When his brother paused Jim struggled to find something to say in an attempt of reassurance that there was nothing to feel any guilt over. Then stopped himself wondering if it would help the situation at the time or not, still uncertain what this was leading up to.
"He was too hesitant to hand over all of his hopes on you after I let him down so thoroughly. That's why he kept his distance with you. I don't know if he was too hurt or disgusted or ashamed or what? But he wasn't about to let it happen to him again and pushed you away as well for his own safety. Even when you did make it into the Academy and seemed pretty well settled into its life, I don't think he was convinced." Hesitating to release a long tired sigh that sounded as if it had been held since he had left for his trip to see his brother, Sam gazed around at the thousands of light's illuminated the docking bay. "But I don't think he was convinced of himself let alone of his two sons for the most part. Unknowingly, he passed that tradition on to me. Keeping my two sons at a safe distance from myself. I never saw it until she took the boys and headed back to earth. And at this point I doubt I'll have a chance to rectify that."
"They're still young Sam, surely she'll let,..." Began Jim only to be cut off by a soft but jaded laugh.
"Both of them are well on their way to be being teenagers Jim. And speaking of young. Next time you practicing shaving take a good look at yourself. You still have a long road ahead of you, that's the reason I wanted to talk to you at least once as an actual brother to you. We may never find another time for ourselves again."
Straightening up from the window, Sam leveled a hard, pointed stare on his younger brother who without realizing it stiffened ever so slightly, when he unexpectedly saw a shadow of his father in the man standing in front of him. He was tired and disheartened but unlike their father, there was also a glimmer of faith underneath it that flared to life when he placed a hand on Jim's shoulder and fixed his stare dead on with his young brother's.
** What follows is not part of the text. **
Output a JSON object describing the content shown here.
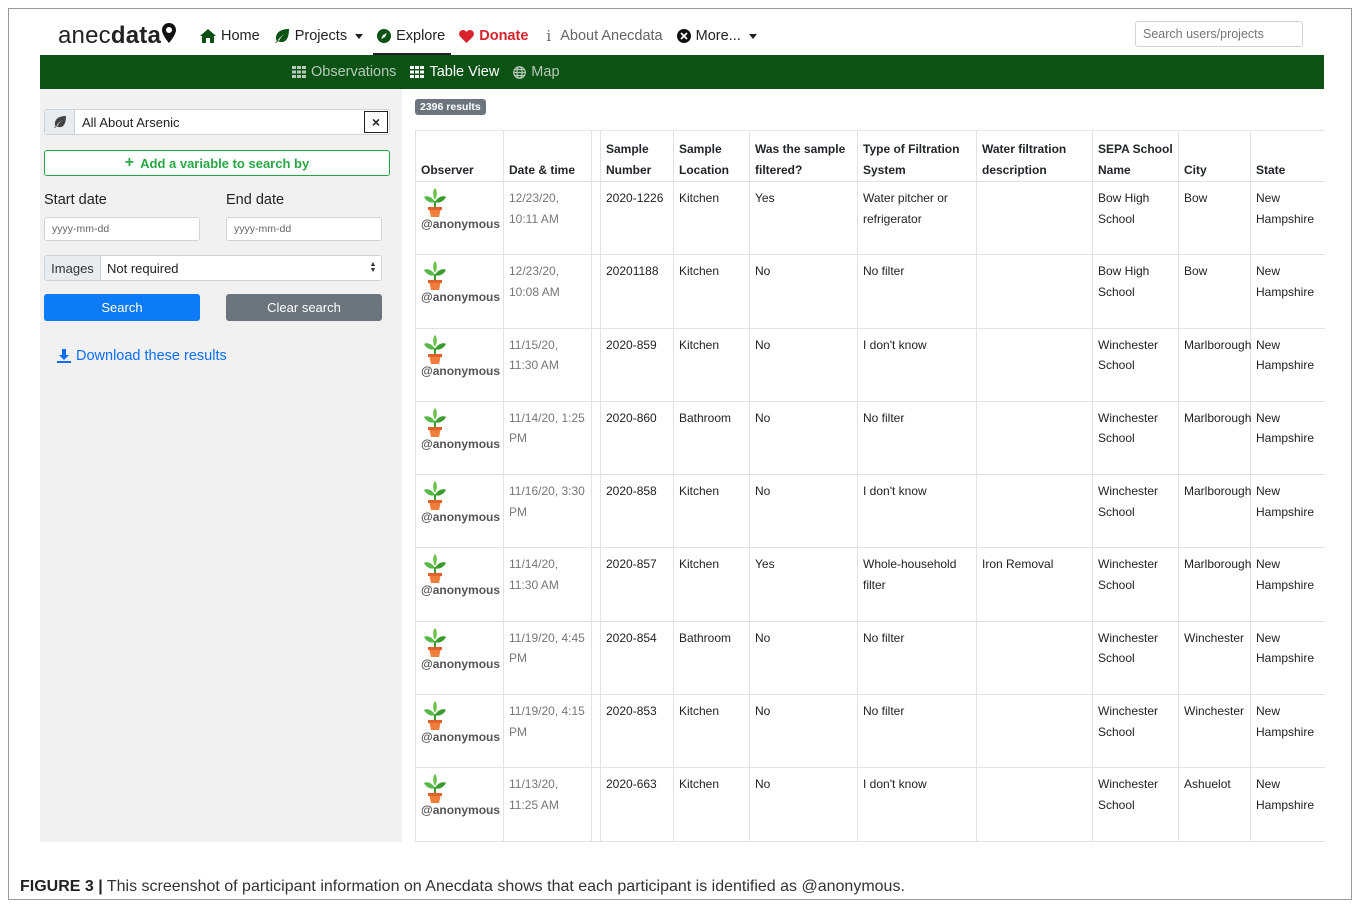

"I may...'may' still have a chance in my lifetime to correct things or possible by sheer luck, be given a chance to try again. Hopefully I've gained enough to know it when it does happen to me. You on the other hand Jim. You've got it all ahead of you. Don't make the same mistakes that Dad or I did. Don't let yourself become a stranger. If you do manage to find people who you care about in any sense, don't turn your back on them. Or are fortunate enough to have a son or a daughter or anyone from our family that is willing to break an ugly custom. Do it. Don't become like Dad or me. Don't let yourself become a stranger to those around you. Or to yourself. You lose those around you and you'll find you've lost yourself. And I have a feeling that universe isn't going to be to able afford that lose. Do you understand what I'm saying Jim?"
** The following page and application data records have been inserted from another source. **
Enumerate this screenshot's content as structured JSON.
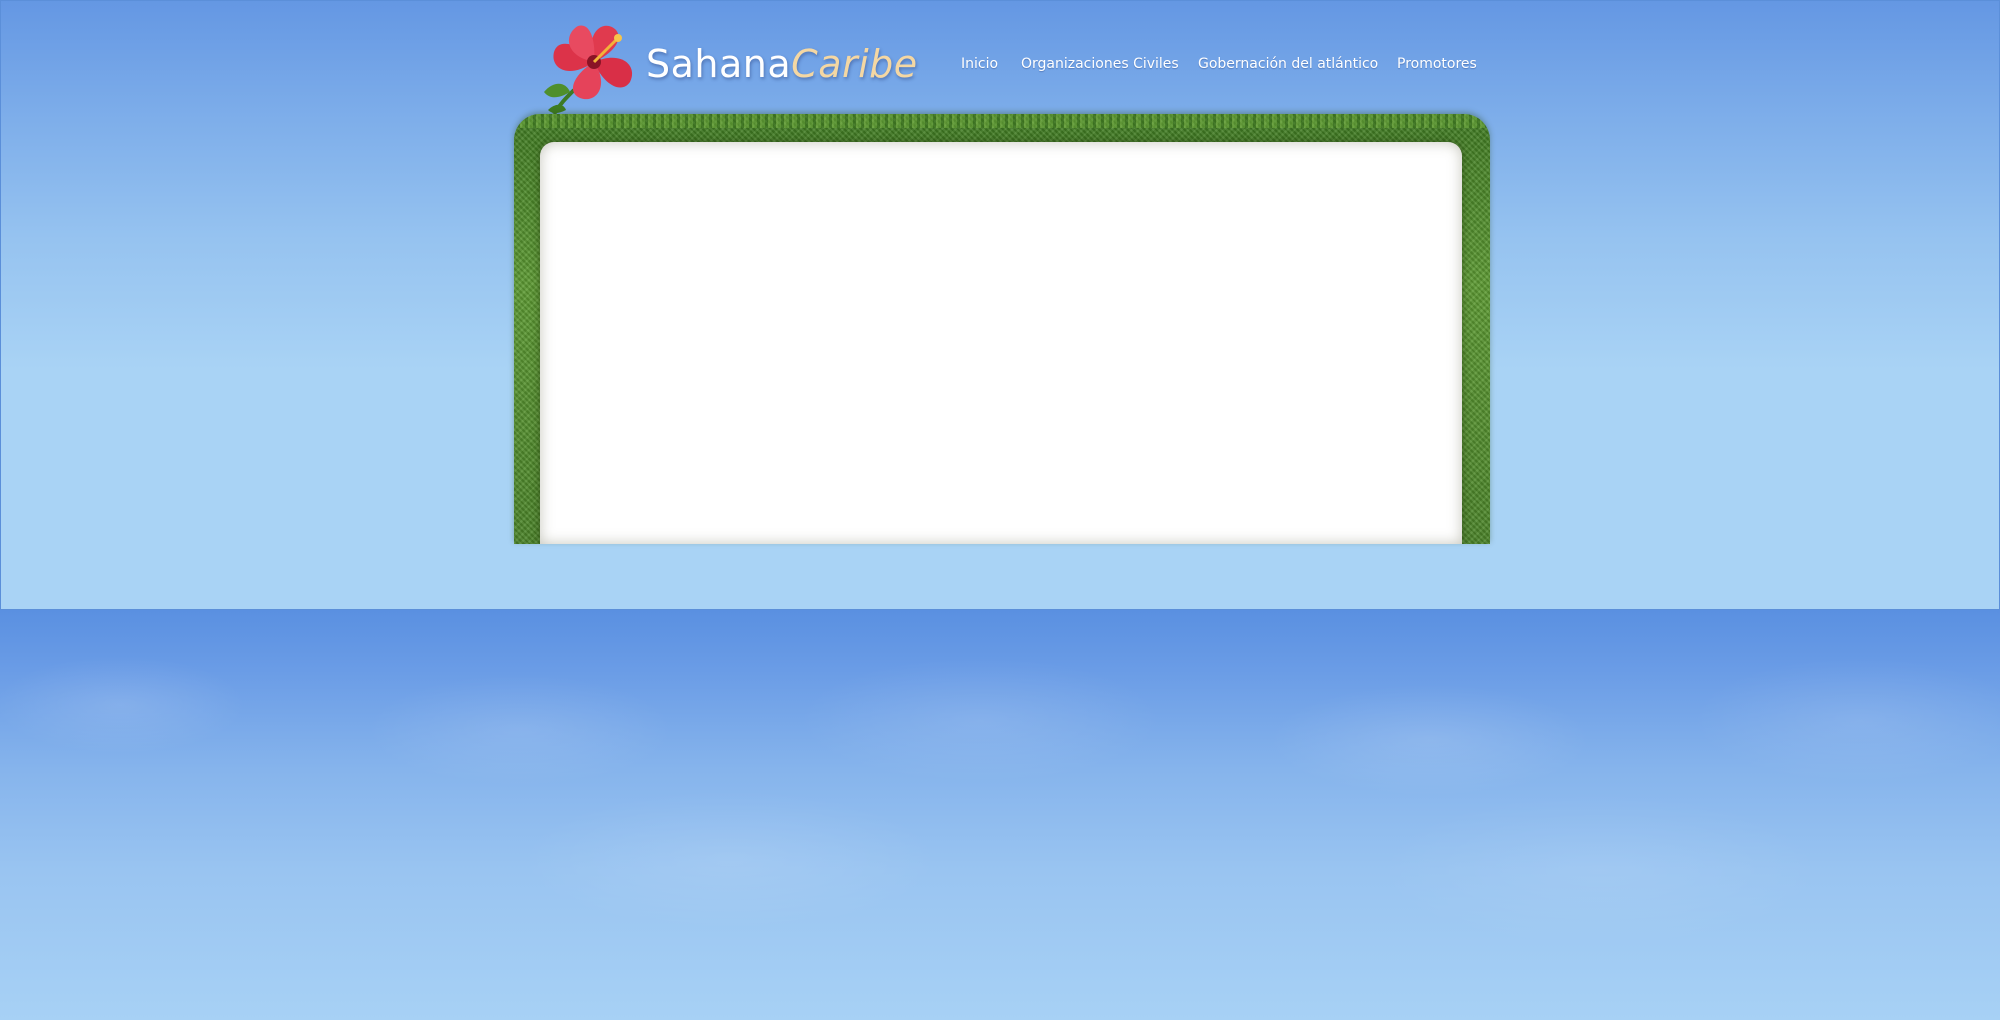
{
  "brand": {
    "part1": "Sahana",
    "part2": "Caribe"
  },
  "nav": {
    "items": [
      {
        "label": "Inicio"
      },
      {
        "label": "Organizaciones Civiles"
      },
      {
        "label": "Gobernación del atlántico"
      },
      {
        "label": "Promotores"
      }
    ]
  },
  "icons": {
    "logo": "hibiscus-flower-icon"
  },
  "colors": {
    "sky_top": "#6497e3",
    "sky_light": "#a9d3f5",
    "brand_accent": "#f4d7a3",
    "grass": "#4b8429"
  }
}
"Doctor McCoy to Captain Kirk." The voice had all the calming quality of sandpaper across a new chalk board, when it crackled to life in the cabin. "Jim. I thought I'd let you know the boy is starting to wake up. Jim?"
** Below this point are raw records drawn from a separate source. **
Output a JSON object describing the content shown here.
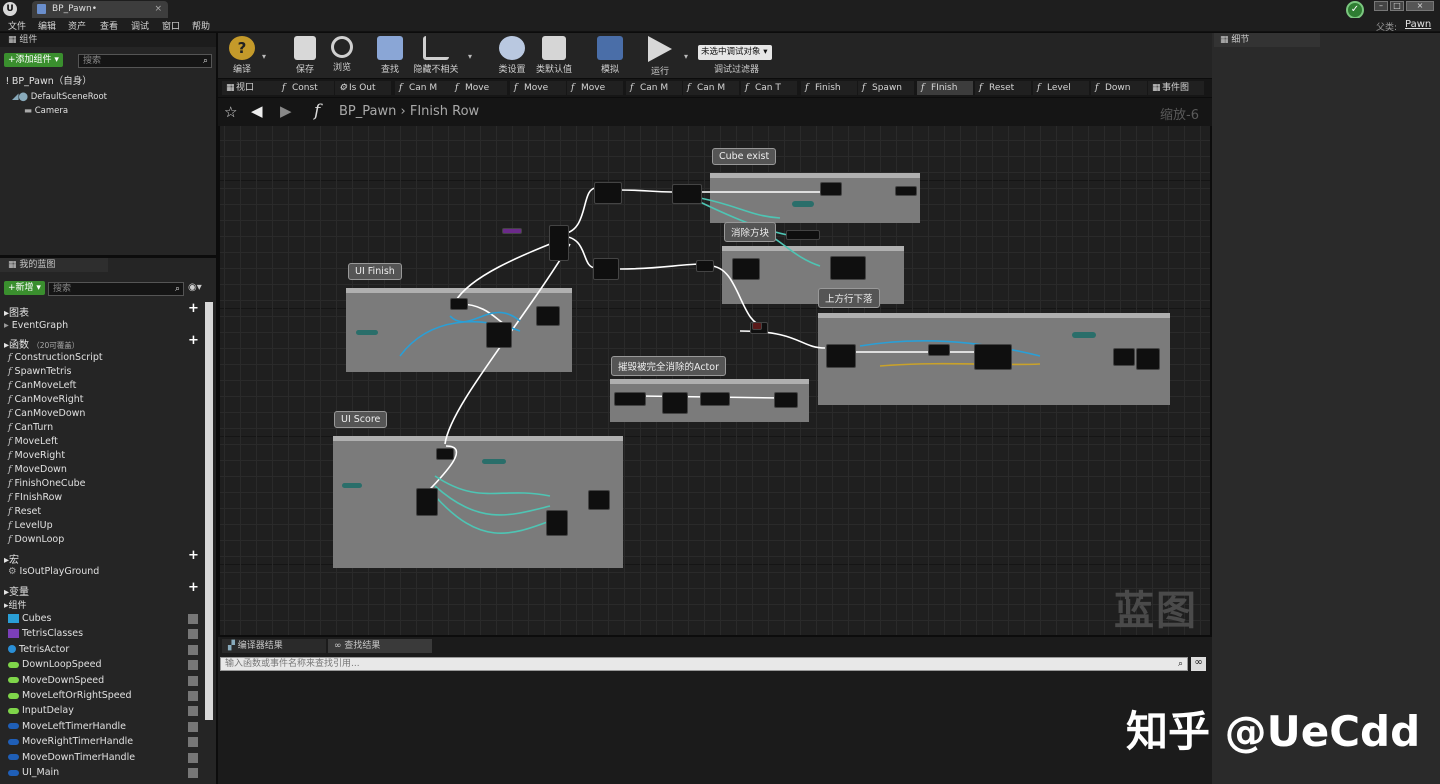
{
  "window": {
    "doc_tab": "BP_Pawn•",
    "parent_label": "父类:",
    "parent_value": "Pawn"
  },
  "menu": [
    "文件",
    "编辑",
    "资产",
    "查看",
    "调试",
    "窗口",
    "帮助"
  ],
  "components_panel": {
    "title": "组件",
    "add_button": "+添加组件 ▾",
    "search_placeholder": "搜索",
    "self_item": "BP_Pawn（自身）",
    "tree": [
      "DefaultSceneRoot",
      "Camera"
    ]
  },
  "my_blueprint": {
    "tab": "我的蓝图",
    "new_button": "+新增 ▾",
    "search_placeholder": "搜索",
    "graphs_header": "图表",
    "graphs": [
      "EventGraph"
    ],
    "functions_header": "函数",
    "functions_note": "（20可覆盖）",
    "functions": [
      "ConstructionScript",
      "SpawnTetris",
      "CanMoveLeft",
      "CanMoveRight",
      "CanMoveDown",
      "CanTurn",
      "MoveLeft",
      "MoveRight",
      "MoveDown",
      "FinishOneCube",
      "FInishRow",
      "Reset",
      "LevelUp",
      "DownLoop"
    ],
    "macros_header": "宏",
    "macros": [
      "IsOutPlayGround"
    ],
    "variables_header": "变量",
    "var_group": "组件",
    "variables": [
      {
        "name": "Cubes",
        "color": "#2a9fd6",
        "shape": "grid"
      },
      {
        "name": "TetrisClasses",
        "color": "#7b3fb8",
        "shape": "square"
      },
      {
        "name": "TetrisActor",
        "color": "#2a8fd6",
        "shape": "ball"
      },
      {
        "name": "DownLoopSpeed",
        "color": "#7fd54a",
        "shape": "pill"
      },
      {
        "name": "MoveDownSpeed",
        "color": "#7fd54a",
        "shape": "pill"
      },
      {
        "name": "MoveLeftOrRightSpeed",
        "color": "#7fd54a",
        "shape": "pill"
      },
      {
        "name": "InputDelay",
        "color": "#7fd54a",
        "shape": "pill"
      },
      {
        "name": "MoveLeftTimerHandle",
        "color": "#1f5fb8",
        "shape": "pill"
      },
      {
        "name": "MoveRightTimerHandle",
        "color": "#1f5fb8",
        "shape": "pill"
      },
      {
        "name": "MoveDownTimerHandle",
        "color": "#1f5fb8",
        "shape": "pill"
      },
      {
        "name": "UI_Main",
        "color": "#1f5fb8",
        "shape": "pill"
      }
    ]
  },
  "toolbar": {
    "compile": "编译",
    "save": "保存",
    "browse": "浏览",
    "find": "查找",
    "hide_unrelated": "隐藏不相关",
    "class_settings": "类设置",
    "class_defaults": "类默认值",
    "simulate": "模拟",
    "play": "运行",
    "debug_select": "未选中调试对象 ▾",
    "debug_filter": "调试过滤器"
  },
  "graph_tabs": [
    "视口",
    "Const",
    "Is Out",
    "Can M",
    "Move",
    "Move",
    "Move",
    "Can M",
    "Can M",
    "Can T",
    "Finish",
    "Spawn",
    "FInish",
    "Reset",
    "Level",
    "Down",
    "事件图"
  ],
  "breadcrumb": {
    "bp": "BP_Pawn",
    "sep": "›",
    "fn": "FInish Row"
  },
  "zoom": "缩放-6",
  "comments": [
    "Cube exist",
    "消除方块",
    "UI Finish",
    "上方行下落",
    "摧毁被完全消除的Actor",
    "UI Score"
  ],
  "graph_watermark": "蓝图",
  "details_tab": "细节",
  "bottom": {
    "compiler_tab": "编译器结果",
    "find_tab": "查找结果",
    "find_placeholder": "输入函数或事件名称来查找引用..."
  },
  "overlay_watermark": "知乎 @UeCdd"
}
Eyes snapping open Kirk stared at the ceiling barely listening to the continuing rampage of the Doctor's as he tried to capture the last of the words his brother had tried telling him thirteen years earlier. But he was unable to as he felt a stinging sensation fill his eyes followed by a warm tear sliding from the corner of his eye and dropping silently on the pillow under his head. It was followed by a second and then a third as he finally let himself go and let his grief over take him.
For several minutes he let himself weep for the boy who wouldn't have a chance to know what kind of a man his father truly was. For the brother he only seem to know after it was too late. And for the man who may have waited too long to take the advice of a stranger.